dried Arikara beans (or substitute white kidney beans)
3 1/2 cups
leeks (depending on their size)
salt to taste
In This Recipe
Rinse the Arikara beans and cook them, covered, on very low heat with about 3 1/2 cups of water, the thyme sprigs and a pinch of water until very soft, about four hours. Add more water during the cooking process if necessary and when the beans are done, add more salt to taste.
Remove the root and green stem from the leek, slice lengthwise, and wash thoroughly. Cut into 1/2 inch slices. Heat a large skillet over medium low heat, add the olive oil, and saute the leeks for about 10 minutes, until they are very soft, but avoid browning them.
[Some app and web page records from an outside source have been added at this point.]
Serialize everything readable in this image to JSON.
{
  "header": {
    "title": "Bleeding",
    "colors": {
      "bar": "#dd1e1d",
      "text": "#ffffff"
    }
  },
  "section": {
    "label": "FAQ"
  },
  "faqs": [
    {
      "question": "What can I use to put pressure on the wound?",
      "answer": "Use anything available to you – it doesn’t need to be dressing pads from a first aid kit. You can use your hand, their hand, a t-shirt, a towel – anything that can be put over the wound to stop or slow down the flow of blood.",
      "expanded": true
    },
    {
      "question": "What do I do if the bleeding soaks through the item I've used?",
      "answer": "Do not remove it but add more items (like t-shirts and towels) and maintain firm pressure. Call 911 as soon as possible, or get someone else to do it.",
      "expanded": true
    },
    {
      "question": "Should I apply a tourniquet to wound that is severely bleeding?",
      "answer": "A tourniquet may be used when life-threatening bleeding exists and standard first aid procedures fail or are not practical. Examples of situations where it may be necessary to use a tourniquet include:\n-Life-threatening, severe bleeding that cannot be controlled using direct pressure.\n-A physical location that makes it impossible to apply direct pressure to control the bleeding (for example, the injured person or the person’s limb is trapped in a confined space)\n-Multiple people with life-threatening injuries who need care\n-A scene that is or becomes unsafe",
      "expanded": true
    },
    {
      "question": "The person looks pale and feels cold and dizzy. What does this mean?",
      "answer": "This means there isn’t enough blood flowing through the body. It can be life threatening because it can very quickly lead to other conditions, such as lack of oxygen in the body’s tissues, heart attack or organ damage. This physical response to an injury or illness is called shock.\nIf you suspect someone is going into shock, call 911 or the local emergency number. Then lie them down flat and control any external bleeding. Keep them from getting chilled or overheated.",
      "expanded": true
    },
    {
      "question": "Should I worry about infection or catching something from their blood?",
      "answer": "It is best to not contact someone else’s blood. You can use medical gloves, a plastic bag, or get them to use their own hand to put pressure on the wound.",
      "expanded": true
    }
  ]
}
Add the cooked beans and their cooking liquid and simmer with the leeks to meld the flavors and reduce the broth. The final mixture should have about about a half cup of syrupy liquid remaining.
Meanwhile, toast the almonds in a dry skillet until fragrant. Transfer them to a food processor and pulverize into a fine meal. Add the leeks and beans and process for several minutes until smooth. Add the sherry vinegar and pulse. Taste and add more salt if necessary.
Transfer to a bowl and dust with smoked paprika. Serve with fresh vegetables or crusty bread.
I'm a biology professor and mother of two, and in my (limited) free time I love to cook, which is much more forgiving than laboratory science. Last year I helped start a farmers market in my neighborhood, and to promote it, I created a food blog: fairmountmarket.blogspot.com. I enjoy the challenge of coming up with recipes for local, seasonal ingredients and finding fun ways to cook with my children.